For China’s IT services leader Neusoft, rough times mean good business. Firms looking to cut staff frequently consider outsourcing IT their services. With around a third of its business coming from foreign outsourcing, and the other two-thirds from domestic contracts, Neusoft is doing relatively well.
According to Walter Fang, president of Neusoft America, the stimulus has already had a positive effect on his business. "Even with the first installments of the stimulus, many of which are infrastructure packages, there is a spin-off," he said. "As a result, many IT services are needed."
Optics: Sunny Optical Technology Group
Export-heavy Sunny Optical Technology sells mid-quality lenses to manufacturers of camera phones, digital cameras, microscopes and security cameras. Exports make up half of its revenues.
The company responded to the downturn in foreign demand by laying off several hundred employees, as well as cutting fat from delivery, inventory and production.

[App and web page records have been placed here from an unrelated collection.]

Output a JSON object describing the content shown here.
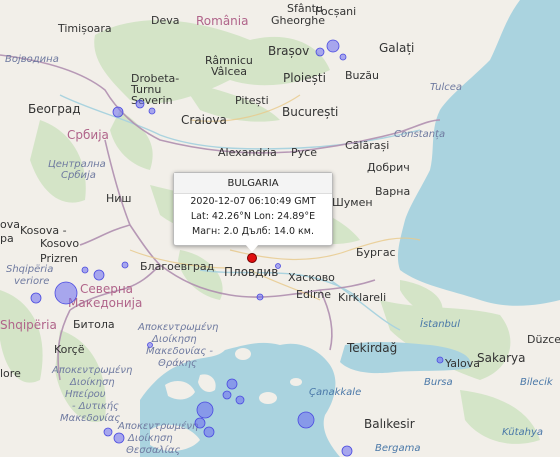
{
  "popup": {
    "title": "BULGARIA",
    "datetime": "2020-12-07 06:10:49 GMT",
    "coords": "Lat: 42.26°N Lon: 24.89°E",
    "details": "Магн: 2.0 Дълб: 14.0 км."
  },
  "labels": [
    {
      "id": "timisoara",
      "text": "Timișoara"
    },
    {
      "id": "deva",
      "text": "Deva"
    },
    {
      "id": "romania",
      "text": "România"
    },
    {
      "id": "sfantu",
      "text": "Sfântu"
    },
    {
      "id": "gheorghe",
      "text": "Gheorghe"
    },
    {
      "id": "focsani",
      "text": "Focșani"
    },
    {
      "id": "galati",
      "text": "Galați"
    },
    {
      "id": "brasov",
      "text": "Brașov"
    },
    {
      "id": "vojvodina",
      "text": "Војводина"
    },
    {
      "id": "ramnicu",
      "text": "Râmnicu"
    },
    {
      "id": "valcea",
      "text": "Vâlcea"
    },
    {
      "id": "ploiesti",
      "text": "Ploiești"
    },
    {
      "id": "buzau",
      "text": "Buzău"
    },
    {
      "id": "drobeta",
      "text": "Drobeta-"
    },
    {
      "id": "turnu",
      "text": "Turnu"
    },
    {
      "id": "severin",
      "text": "Severin"
    },
    {
      "id": "tulcea",
      "text": "Tulcea"
    },
    {
      "id": "beograd",
      "text": "Београд"
    },
    {
      "id": "pitesti",
      "text": "Pitești"
    },
    {
      "id": "bucuresti",
      "text": "București"
    },
    {
      "id": "craiova",
      "text": "Craiova"
    },
    {
      "id": "srbija",
      "text": "Србија"
    },
    {
      "id": "constanta",
      "text": "Constanța"
    },
    {
      "id": "calarasi",
      "text": "Călărași"
    },
    {
      "id": "alexandria",
      "text": "Alexandria"
    },
    {
      "id": "ruse",
      "text": "Русе"
    },
    {
      "id": "centralna",
      "text": "Централна"
    },
    {
      "id": "srbija2",
      "text": "Србија"
    },
    {
      "id": "dobrich",
      "text": "Добрич"
    },
    {
      "id": "varna",
      "text": "Варна"
    },
    {
      "id": "nish",
      "text": "Ниш"
    },
    {
      "id": "shumen",
      "text": "Шумен"
    },
    {
      "id": "kosovo1",
      "text": "Kosova -"
    },
    {
      "id": "kosovo2",
      "text": "Kosovo"
    },
    {
      "id": "ova",
      "text": "ova"
    },
    {
      "id": "pa",
      "text": "pa"
    },
    {
      "id": "prizren",
      "text": "Prizren"
    },
    {
      "id": "blagoevgrad",
      "text": "Благоевград"
    },
    {
      "id": "burgas",
      "text": "Бургас"
    },
    {
      "id": "plovdiv",
      "text": "Пловдив"
    },
    {
      "id": "haskovo",
      "text": "Хасково"
    },
    {
      "id": "shqiperia_v",
      "text": "Shqipëria"
    },
    {
      "id": "verior",
      "text": "veriore"
    },
    {
      "id": "severna",
      "text": "Северна"
    },
    {
      "id": "makedonija",
      "text": "Македонија"
    },
    {
      "id": "edirne",
      "text": "Edirne"
    },
    {
      "id": "kirklareli",
      "text": "Kırklareli"
    },
    {
      "id": "shqiperia",
      "text": "Shqipëria"
    },
    {
      "id": "bitola",
      "text": "Битола"
    },
    {
      "id": "apok1",
      "text": "Αποκεντρωμένη"
    },
    {
      "id": "apok2",
      "text": "Διοίκηση"
    },
    {
      "id": "apok3",
      "text": "Μακεδονίας -"
    },
    {
      "id": "apok4",
      "text": "Θράκης"
    },
    {
      "id": "istanbul",
      "text": "İstanbul"
    },
    {
      "id": "korce",
      "text": "Korçë"
    },
    {
      "id": "tekirdag",
      "text": "Tekirdağ"
    },
    {
      "id": "sakarya",
      "text": "Sakarya"
    },
    {
      "id": "duzce",
      "text": "Düzce"
    },
    {
      "id": "lore",
      "text": "lore"
    },
    {
      "id": "yalova",
      "text": "Yalova"
    },
    {
      "id": "bursa",
      "text": "Bursa"
    },
    {
      "id": "bilecik",
      "text": "Bilecik"
    },
    {
      "id": "apokw1",
      "text": "Αποκεντρωμένη"
    },
    {
      "id": "apokw2",
      "text": "Διοίκηση"
    },
    {
      "id": "apokw3",
      "text": "Ηπείρου"
    },
    {
      "id": "apokw4",
      "text": "- Δυτικής"
    },
    {
      "id": "apokw5",
      "text": "Μακεδονίας"
    },
    {
      "id": "canakkale",
      "text": "Çanakkale"
    },
    {
      "id": "balikesir",
      "text": "Balıkesir"
    },
    {
      "id": "kutahya",
      "text": "Kütahya"
    },
    {
      "id": "apoks1",
      "text": "Αποκεντρωμένη"
    },
    {
      "id": "apoks2",
      "text": "Διοίκηση"
    },
    {
      "id": "apoks3",
      "text": "Θεσσαλίας"
    },
    {
      "id": "bergama",
      "text": "Bergama"
    }
  ],
  "colors": {
    "sea": "#aad3df",
    "land": "#f2efe9",
    "border": "#b08fb0",
    "quake": "#6a6af0",
    "selected": "#e01010"
  }
}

Ida Hu, director of investor relations, credits this proactive cost cutting with helping the firm outperform competitors.
Although Sunny Optical recorded a profit of US$11.72 million last year, Hu believes business risks still loom large because the firm’s products are seen as discretionary purchases. "We can’t see the bottom of the economy in 2009, so if things don’t get better, we worry that will affect the demand for the cameras or handsets," she said.
Hu hopes that the recently rolled-out third generation mobile phone technology will stimulate demand for new phones, and by extension her company’s lenses.
Financial services: CCG Investor Relations
CCG Investor Relations helps companies in China and the US to improve visibility and appeal to investors all over the world. While CCG has been aggressively pushing efficiency in the US, Crocker Coulson, the company’s president, said cost cutting has not been as much of an issue in China. In fact, CCG recently doubled its marketing budget, which includes plans to host a large showcase of its Chinese clients in New York later on this year.
"Among the companies we interact with in China, the businesses are doing just fine. Most of them met or exceeded their fourth quarter projections, so we’re encouraging those companies to remain visible because they have a stronger story to tell than US [firms]," Coulson said.
Coulson sees his business as occupying a prime position in the market due to cash accrued during its growth period that is now available for investment. "Now is the time to spend on marketing because everyone else is cutting. The relative visibility you get is much greater. So far it seems to be paying off," he said.
Vautell makes plastic fittings, most notably for Boeing airplanes, outsourcing some work to a joint venture in China. Prompted by the decline in export demand, the firm has also been trying to expand its share of the China market. Spencer Tribwell, business and program manager of Vautell China, said that China is a critical part of its business for several reasons.
"In particular, we’re interested in the development of the Chinese airline industry, and we intend to be there when new models need plastic fittings," said Tribwell. However, Tribwell acknowledges that business has been better. "As far as making new investments, we aren’t looking to spend too much money. But we see things on a case-by-case basis."